#### Items from a dataset:
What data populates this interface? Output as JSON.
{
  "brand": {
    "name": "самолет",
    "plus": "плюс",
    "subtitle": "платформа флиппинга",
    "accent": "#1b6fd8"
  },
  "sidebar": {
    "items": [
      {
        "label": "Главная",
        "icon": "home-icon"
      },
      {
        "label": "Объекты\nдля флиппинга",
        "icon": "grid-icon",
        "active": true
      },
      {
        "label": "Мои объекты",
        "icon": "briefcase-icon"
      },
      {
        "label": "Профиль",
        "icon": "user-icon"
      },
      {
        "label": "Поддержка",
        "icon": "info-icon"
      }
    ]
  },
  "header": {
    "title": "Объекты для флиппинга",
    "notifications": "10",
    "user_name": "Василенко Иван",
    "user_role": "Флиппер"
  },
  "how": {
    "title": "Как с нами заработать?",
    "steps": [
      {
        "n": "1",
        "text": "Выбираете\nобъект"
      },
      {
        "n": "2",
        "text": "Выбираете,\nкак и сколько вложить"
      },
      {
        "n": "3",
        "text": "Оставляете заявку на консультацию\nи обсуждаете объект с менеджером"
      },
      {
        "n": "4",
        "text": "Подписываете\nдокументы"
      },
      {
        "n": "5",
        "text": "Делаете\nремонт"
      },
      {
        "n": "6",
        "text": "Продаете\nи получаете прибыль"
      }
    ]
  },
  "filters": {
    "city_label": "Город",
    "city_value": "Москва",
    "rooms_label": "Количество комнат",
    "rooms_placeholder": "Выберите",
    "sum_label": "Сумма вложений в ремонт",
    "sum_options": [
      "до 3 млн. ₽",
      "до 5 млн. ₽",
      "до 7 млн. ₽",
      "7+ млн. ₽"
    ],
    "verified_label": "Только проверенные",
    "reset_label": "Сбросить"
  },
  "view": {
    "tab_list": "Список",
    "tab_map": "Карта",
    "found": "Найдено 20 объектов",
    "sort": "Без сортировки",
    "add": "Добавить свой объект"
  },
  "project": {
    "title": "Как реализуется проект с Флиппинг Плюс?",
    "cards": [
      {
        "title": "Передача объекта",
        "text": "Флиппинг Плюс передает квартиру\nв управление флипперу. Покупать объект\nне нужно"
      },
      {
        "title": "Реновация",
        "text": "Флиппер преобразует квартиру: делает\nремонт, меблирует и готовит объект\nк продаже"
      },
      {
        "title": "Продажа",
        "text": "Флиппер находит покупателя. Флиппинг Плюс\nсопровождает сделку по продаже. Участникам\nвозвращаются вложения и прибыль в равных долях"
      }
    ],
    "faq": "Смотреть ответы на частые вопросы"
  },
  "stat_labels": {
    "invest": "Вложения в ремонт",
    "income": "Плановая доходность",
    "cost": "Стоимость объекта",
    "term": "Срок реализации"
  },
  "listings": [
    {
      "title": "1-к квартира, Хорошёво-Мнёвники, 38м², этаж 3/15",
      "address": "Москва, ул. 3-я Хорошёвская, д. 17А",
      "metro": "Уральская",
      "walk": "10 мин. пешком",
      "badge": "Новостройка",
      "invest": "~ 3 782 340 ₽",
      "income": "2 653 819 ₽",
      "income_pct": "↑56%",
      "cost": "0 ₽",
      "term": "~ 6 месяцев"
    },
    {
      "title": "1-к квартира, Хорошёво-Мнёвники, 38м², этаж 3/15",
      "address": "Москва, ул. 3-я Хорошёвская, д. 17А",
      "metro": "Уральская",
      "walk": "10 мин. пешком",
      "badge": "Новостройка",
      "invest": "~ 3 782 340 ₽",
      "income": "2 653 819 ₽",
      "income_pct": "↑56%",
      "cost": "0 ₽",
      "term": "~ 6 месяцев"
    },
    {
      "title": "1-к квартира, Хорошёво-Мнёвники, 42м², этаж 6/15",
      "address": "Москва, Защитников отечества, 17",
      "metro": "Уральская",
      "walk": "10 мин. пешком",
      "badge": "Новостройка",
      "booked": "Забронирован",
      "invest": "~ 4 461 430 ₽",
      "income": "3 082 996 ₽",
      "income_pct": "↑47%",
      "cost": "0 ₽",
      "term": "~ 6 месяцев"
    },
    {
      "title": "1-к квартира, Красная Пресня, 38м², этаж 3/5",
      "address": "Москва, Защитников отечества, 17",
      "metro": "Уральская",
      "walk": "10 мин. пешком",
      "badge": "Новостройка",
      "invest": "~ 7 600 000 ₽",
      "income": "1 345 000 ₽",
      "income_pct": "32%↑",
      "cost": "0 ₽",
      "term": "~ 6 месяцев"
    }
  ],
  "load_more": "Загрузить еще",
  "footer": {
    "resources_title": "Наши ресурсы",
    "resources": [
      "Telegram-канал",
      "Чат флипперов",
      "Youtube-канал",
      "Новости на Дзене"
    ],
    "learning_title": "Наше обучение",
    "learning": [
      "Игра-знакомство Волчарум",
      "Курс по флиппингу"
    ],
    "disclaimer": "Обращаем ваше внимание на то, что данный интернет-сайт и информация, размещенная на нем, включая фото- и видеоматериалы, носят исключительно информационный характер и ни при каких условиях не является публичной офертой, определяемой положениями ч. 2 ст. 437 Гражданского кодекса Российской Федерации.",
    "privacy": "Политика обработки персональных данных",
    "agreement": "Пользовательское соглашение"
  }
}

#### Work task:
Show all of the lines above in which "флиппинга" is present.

#### Answer box:
    "subtitle": "платформа флиппинга",
        "label": "Объекты\nдля флиппинга",
    "title": "Объекты для флиппинга",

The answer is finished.